ASSIGNMENT →
An unchanged copy of all the lines below is expected, and it should contain no pictures.

Records drawn from a dataset
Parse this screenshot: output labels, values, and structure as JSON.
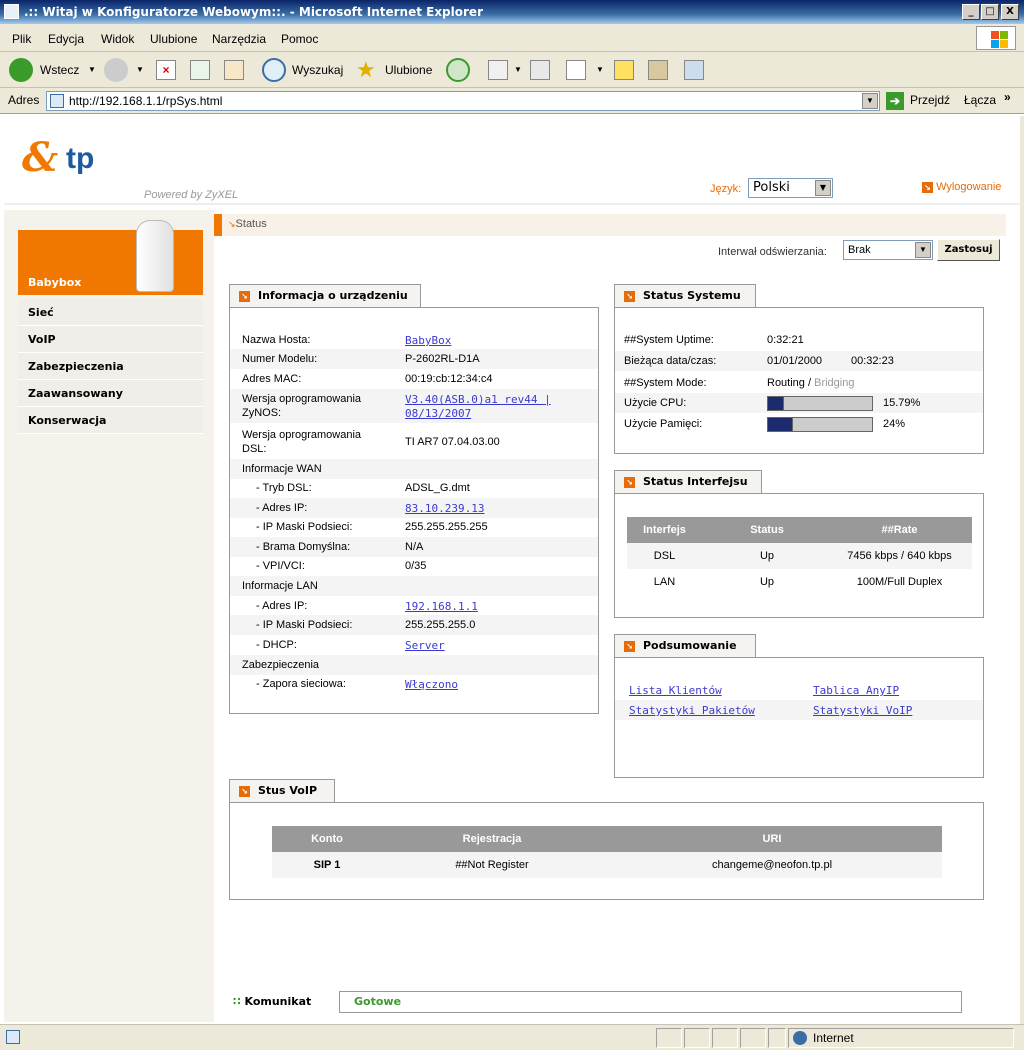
{
  "window": {
    "title": ".:: Witaj w Konfiguratorze Webowym::. - Microsoft Internet Explorer",
    "minimize": "_",
    "maximize": "□",
    "close": "X"
  },
  "menu": {
    "items": [
      "Plik",
      "Edycja",
      "Widok",
      "Ulubione",
      "Narzędzia",
      "Pomoc"
    ]
  },
  "toolbar": {
    "back": "Wstecz",
    "search": "Wyszukaj",
    "favorites": "Ulubione"
  },
  "address": {
    "label": "Adres",
    "url": "http://192.168.1.1/rpSys.html",
    "go": "Przejdź",
    "links": "Łącza",
    "more": "»"
  },
  "header": {
    "logo_amp": "&",
    "logo_tp": "tp",
    "powered": "Powered by ZyXEL",
    "language_label": "Język:",
    "language_value": "Polski",
    "logout": "Wylogowanie"
  },
  "sidebar": {
    "title": "Babybox",
    "items": [
      {
        "label": "Sieć"
      },
      {
        "label": "VoIP"
      },
      {
        "label": "Zabezpieczenia"
      },
      {
        "label": "Zaawansowany"
      },
      {
        "label": "Konserwacja"
      }
    ]
  },
  "breadcrumb": "Status",
  "refresh": {
    "label": "Interwał odświerzania:",
    "value": "Brak",
    "apply": "Zastosuj"
  },
  "device_info": {
    "title": "Informacja o urządzeniu",
    "host_label": "Nazwa Hosta:",
    "host_value": "BabyBox",
    "model_label": "Numer Modelu:",
    "model_value": "P-2602RL-D1A",
    "mac_label": "Adres MAC:",
    "mac_value": "00:19:cb:12:34:c4",
    "zynos_label1": "Wersja oprogramowania",
    "zynos_label2": "ZyNOS:",
    "zynos_value1": "V3.40(ASB.0)a1 rev44 |",
    "zynos_value2": "08/13/2007",
    "dsl_label1": "Wersja oprogramowania",
    "dsl_label2": "DSL:",
    "dsl_value": "TI AR7 07.04.03.00",
    "wan_header": "Informacje WAN",
    "wan_mode_label": "- Tryb DSL:",
    "wan_mode_value": "ADSL_G.dmt",
    "wan_ip_label": "- Adres IP:",
    "wan_ip_value": "83.10.239.13",
    "wan_mask_label": "- IP Maski Podsieci:",
    "wan_mask_value": "255.255.255.255",
    "wan_gw_label": "- Brama Domyślna:",
    "wan_gw_value": "N/A",
    "wan_vpi_label": "- VPI/VCI:",
    "wan_vpi_value": "0/35",
    "lan_header": "Informacje LAN",
    "lan_ip_label": "- Adres IP:",
    "lan_ip_value": "192.168.1.1",
    "lan_mask_label": "- IP Maski Podsieci:",
    "lan_mask_value": "255.255.255.0",
    "lan_dhcp_label": "- DHCP:",
    "lan_dhcp_value": "Server",
    "sec_header": "Zabezpieczenia",
    "fw_label": "- Zapora sieciowa:",
    "fw_value": "Włączono"
  },
  "system_status": {
    "title": "Status Systemu",
    "uptime_label": "##System Uptime:",
    "uptime_value": "0:32:21",
    "datetime_label": "Bieżąca data/czas:",
    "date_value": "01/01/2000",
    "time_value": "00:32:23",
    "mode_label": "##System Mode:",
    "mode_active": "Routing",
    "mode_sep": "/",
    "mode_inactive": "Bridging",
    "cpu_label": "Użycie CPU:",
    "cpu_value": "15.79%",
    "cpu_fraction": 0.1579,
    "mem_label": "Użycie Pamięci:",
    "mem_value": "24%",
    "mem_fraction": 0.24
  },
  "interface_status": {
    "title": "Status Interfejsu",
    "headers": [
      "Interfejs",
      "Status",
      "##Rate"
    ],
    "rows": [
      [
        "DSL",
        "Up",
        "7456 kbps / 640 kbps"
      ],
      [
        "LAN",
        "Up",
        "100M/Full Duplex"
      ]
    ]
  },
  "summary": {
    "title": "Podsumowanie",
    "links": [
      "Lista Klientów",
      "Tablica AnyIP",
      "Statystyki Pakietów",
      "Statystyki VoIP"
    ]
  },
  "voip_status": {
    "title": "Stus VoIP",
    "headers": [
      "Konto",
      "Rejestracja",
      "URI"
    ],
    "rows": [
      [
        "SIP 1",
        "##Not Register",
        "changeme@neofon.tp.pl"
      ]
    ]
  },
  "footer": {
    "message_label": "Komunikat",
    "message_value": "Gotowe"
  },
  "statusbar": {
    "zone": "Internet"
  },
  "colors": {
    "accent": "#f07800",
    "link": "#3a3ad0",
    "ok": "#3a9a2a"
  }
}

ANSWER TO THIS EXERCISE →
Parse this screenshot: output labels, values, and structure as JSON.
{
  "window": {
    "title": ".:: Witaj w Konfiguratorze Webowym::. - Microsoft Internet Explorer",
    "minimize": "_",
    "maximize": "□",
    "close": "X"
  },
  "menu": {
    "items": [
      "Plik",
      "Edycja",
      "Widok",
      "Ulubione",
      "Narzędzia",
      "Pomoc"
    ]
  },
  "toolbar": {
    "back": "Wstecz",
    "search": "Wyszukaj",
    "favorites": "Ulubione"
  },
  "address": {
    "label": "Adres",
    "url": "http://192.168.1.1/rpSys.html",
    "go": "Przejdź",
    "links": "Łącza",
    "more": "»"
  },
  "header": {
    "logo_amp": "&",
    "logo_tp": "tp",
    "powered": "Powered by ZyXEL",
    "language_label": "Język:",
    "language_value": "Polski",
    "logout": "Wylogowanie"
  },
  "sidebar": {
    "title": "Babybox",
    "items": [
      {
        "label": "Sieć"
      },
      {
        "label": "VoIP"
      },
      {
        "label": "Zabezpieczenia"
      },
      {
        "label": "Zaawansowany"
      },
      {
        "label": "Konserwacja"
      }
    ]
  },
  "breadcrumb": "Status",
  "refresh": {
    "label": "Interwał odświerzania:",
    "value": "Brak",
    "apply": "Zastosuj"
  },
  "device_info": {
    "title": "Informacja o urządzeniu",
    "host_label": "Nazwa Hosta:",
    "host_value": "BabyBox",
    "model_label": "Numer Modelu:",
    "model_value": "P-2602RL-D1A",
    "mac_label": "Adres MAC:",
    "mac_value": "00:19:cb:12:34:c4",
    "zynos_label1": "Wersja oprogramowania",
    "zynos_label2": "ZyNOS:",
    "zynos_value1": "V3.40(ASB.0)a1 rev44 |",
    "zynos_value2": "08/13/2007",
    "dsl_label1": "Wersja oprogramowania",
    "dsl_label2": "DSL:",
    "dsl_value": "TI AR7 07.04.03.00",
    "wan_header": "Informacje WAN",
    "wan_mode_label": "- Tryb DSL:",
    "wan_mode_value": "ADSL_G.dmt",
    "wan_ip_label": "- Adres IP:",
    "wan_ip_value": "83.10.239.13",
    "wan_mask_label": "- IP Maski Podsieci:",
    "wan_mask_value": "255.255.255.255",
    "wan_gw_label": "- Brama Domyślna:",
    "wan_gw_value": "N/A",
    "wan_vpi_label": "- VPI/VCI:",
    "wan_vpi_value": "0/35",
    "lan_header": "Informacje LAN",
    "lan_ip_label": "- Adres IP:",
    "lan_ip_value": "192.168.1.1",
    "lan_mask_label": "- IP Maski Podsieci:",
    "lan_mask_value": "255.255.255.0",
    "lan_dhcp_label": "- DHCP:",
    "lan_dhcp_value": "Server",
    "sec_header": "Zabezpieczenia",
    "fw_label": "- Zapora sieciowa:",
    "fw_value": "Włączono"
  },
  "system_status": {
    "title": "Status Systemu",
    "uptime_label": "##System Uptime:",
    "uptime_value": "0:32:21",
    "datetime_label": "Bieżąca data/czas:",
    "date_value": "01/01/2000",
    "time_value": "00:32:23",
    "mode_label": "##System Mode:",
    "mode_active": "Routing",
    "mode_sep": "/",
    "mode_inactive": "Bridging",
    "cpu_label": "Użycie CPU:",
    "cpu_value": "15.79%",
    "cpu_fraction": 0.1579,
    "mem_label": "Użycie Pamięci:",
    "mem_value": "24%",
    "mem_fraction": 0.24
  },
  "interface_status": {
    "title": "Status Interfejsu",
    "headers": [
      "Interfejs",
      "Status",
      "##Rate"
    ],
    "rows": [
      [
        "DSL",
        "Up",
        "7456 kbps / 640 kbps"
      ],
      [
        "LAN",
        "Up",
        "100M/Full Duplex"
      ]
    ]
  },
  "summary": {
    "title": "Podsumowanie",
    "links": [
      "Lista Klientów",
      "Tablica AnyIP",
      "Statystyki Pakietów",
      "Statystyki VoIP"
    ]
  },
  "voip_status": {
    "title": "Stus VoIP",
    "headers": [
      "Konto",
      "Rejestracja",
      "URI"
    ],
    "rows": [
      [
        "SIP 1",
        "##Not Register",
        "changeme@neofon.tp.pl"
      ]
    ]
  },
  "footer": {
    "message_label": "Komunikat",
    "message_value": "Gotowe"
  },
  "statusbar": {
    "zone": "Internet"
  },
  "colors": {
    "accent": "#f07800",
    "link": "#3a3ad0",
    "ok": "#3a9a2a"
  }
}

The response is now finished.